> _Problem details_
In the records below, count each line where the word "Angle" appears, and reply with that number only.

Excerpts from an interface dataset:
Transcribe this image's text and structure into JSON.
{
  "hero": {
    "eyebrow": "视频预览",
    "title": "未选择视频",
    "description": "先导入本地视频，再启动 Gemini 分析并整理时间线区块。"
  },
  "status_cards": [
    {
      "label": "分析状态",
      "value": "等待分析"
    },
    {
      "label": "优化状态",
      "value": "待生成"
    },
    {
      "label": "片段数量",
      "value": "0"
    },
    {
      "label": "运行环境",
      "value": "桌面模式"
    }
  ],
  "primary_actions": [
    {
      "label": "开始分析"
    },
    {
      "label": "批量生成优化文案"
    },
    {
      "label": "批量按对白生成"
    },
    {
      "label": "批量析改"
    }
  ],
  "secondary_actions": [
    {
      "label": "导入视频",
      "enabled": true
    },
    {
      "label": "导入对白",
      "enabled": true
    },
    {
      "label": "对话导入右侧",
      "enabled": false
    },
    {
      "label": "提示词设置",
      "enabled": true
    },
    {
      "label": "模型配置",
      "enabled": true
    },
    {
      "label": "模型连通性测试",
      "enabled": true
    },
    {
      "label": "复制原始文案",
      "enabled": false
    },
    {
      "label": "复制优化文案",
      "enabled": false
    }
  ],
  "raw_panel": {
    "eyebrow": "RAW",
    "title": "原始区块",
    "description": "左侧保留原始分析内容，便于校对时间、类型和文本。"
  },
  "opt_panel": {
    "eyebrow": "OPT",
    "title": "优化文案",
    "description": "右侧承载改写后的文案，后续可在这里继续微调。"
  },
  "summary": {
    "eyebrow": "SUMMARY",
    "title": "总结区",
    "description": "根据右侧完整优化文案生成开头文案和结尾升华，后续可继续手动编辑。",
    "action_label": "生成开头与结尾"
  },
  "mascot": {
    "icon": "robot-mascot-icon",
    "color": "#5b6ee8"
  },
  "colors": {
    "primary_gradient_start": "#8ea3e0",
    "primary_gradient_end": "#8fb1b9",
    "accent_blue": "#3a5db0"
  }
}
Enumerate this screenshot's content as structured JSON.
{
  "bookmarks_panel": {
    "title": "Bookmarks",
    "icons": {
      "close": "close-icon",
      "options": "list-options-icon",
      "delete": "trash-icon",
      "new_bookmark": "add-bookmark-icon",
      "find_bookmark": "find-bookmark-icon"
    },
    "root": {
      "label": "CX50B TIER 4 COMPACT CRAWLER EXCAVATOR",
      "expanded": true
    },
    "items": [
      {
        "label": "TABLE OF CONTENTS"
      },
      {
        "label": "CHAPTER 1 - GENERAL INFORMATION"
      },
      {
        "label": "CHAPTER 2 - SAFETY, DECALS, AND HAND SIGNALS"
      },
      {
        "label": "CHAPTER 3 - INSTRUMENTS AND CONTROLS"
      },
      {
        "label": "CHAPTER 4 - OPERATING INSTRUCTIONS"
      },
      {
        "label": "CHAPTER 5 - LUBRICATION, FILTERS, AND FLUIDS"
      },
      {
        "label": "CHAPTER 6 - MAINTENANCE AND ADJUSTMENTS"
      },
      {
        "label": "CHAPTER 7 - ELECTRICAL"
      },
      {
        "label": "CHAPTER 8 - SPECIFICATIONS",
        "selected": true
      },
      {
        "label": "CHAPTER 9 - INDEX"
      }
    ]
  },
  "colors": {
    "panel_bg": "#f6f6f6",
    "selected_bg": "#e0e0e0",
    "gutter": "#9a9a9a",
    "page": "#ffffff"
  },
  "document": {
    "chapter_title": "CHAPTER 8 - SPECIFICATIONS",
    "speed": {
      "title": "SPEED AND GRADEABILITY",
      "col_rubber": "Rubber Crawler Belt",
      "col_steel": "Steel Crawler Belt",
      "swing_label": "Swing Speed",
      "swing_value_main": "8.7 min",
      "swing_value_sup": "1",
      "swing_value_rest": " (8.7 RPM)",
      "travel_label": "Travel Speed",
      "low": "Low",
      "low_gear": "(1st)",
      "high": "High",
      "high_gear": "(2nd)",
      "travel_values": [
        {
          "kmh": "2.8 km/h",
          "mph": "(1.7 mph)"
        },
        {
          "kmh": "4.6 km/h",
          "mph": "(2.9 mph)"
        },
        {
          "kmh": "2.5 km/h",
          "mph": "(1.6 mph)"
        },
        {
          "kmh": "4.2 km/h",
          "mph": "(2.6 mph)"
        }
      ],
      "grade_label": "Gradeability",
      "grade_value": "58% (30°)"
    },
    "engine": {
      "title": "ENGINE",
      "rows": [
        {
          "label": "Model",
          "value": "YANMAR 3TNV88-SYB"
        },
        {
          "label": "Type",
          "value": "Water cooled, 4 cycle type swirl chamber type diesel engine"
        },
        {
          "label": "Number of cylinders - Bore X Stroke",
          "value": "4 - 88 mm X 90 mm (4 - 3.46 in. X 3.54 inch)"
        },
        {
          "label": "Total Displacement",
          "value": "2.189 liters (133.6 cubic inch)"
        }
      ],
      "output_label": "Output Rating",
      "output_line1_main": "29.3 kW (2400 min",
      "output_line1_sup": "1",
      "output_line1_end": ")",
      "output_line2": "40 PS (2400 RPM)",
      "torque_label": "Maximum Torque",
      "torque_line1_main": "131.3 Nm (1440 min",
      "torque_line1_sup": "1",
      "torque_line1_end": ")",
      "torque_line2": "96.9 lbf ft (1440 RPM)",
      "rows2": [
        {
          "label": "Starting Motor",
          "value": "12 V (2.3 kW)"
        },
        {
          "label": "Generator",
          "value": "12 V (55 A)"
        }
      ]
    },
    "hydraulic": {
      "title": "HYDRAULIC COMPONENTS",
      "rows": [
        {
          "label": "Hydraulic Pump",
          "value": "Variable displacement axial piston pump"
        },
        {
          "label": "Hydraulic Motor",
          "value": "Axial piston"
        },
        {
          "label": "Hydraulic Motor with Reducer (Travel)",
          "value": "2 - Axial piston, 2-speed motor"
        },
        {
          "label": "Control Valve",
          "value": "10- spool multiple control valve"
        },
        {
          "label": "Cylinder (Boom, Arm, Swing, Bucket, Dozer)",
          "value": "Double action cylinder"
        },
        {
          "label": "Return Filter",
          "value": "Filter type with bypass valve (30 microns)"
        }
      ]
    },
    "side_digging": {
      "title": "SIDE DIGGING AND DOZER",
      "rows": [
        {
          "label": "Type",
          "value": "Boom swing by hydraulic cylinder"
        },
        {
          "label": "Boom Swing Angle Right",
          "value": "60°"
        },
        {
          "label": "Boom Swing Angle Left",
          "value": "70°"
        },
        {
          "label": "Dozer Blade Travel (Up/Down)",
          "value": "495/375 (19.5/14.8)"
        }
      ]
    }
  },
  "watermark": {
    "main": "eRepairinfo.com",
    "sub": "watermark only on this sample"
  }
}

> _Reply to the task_
2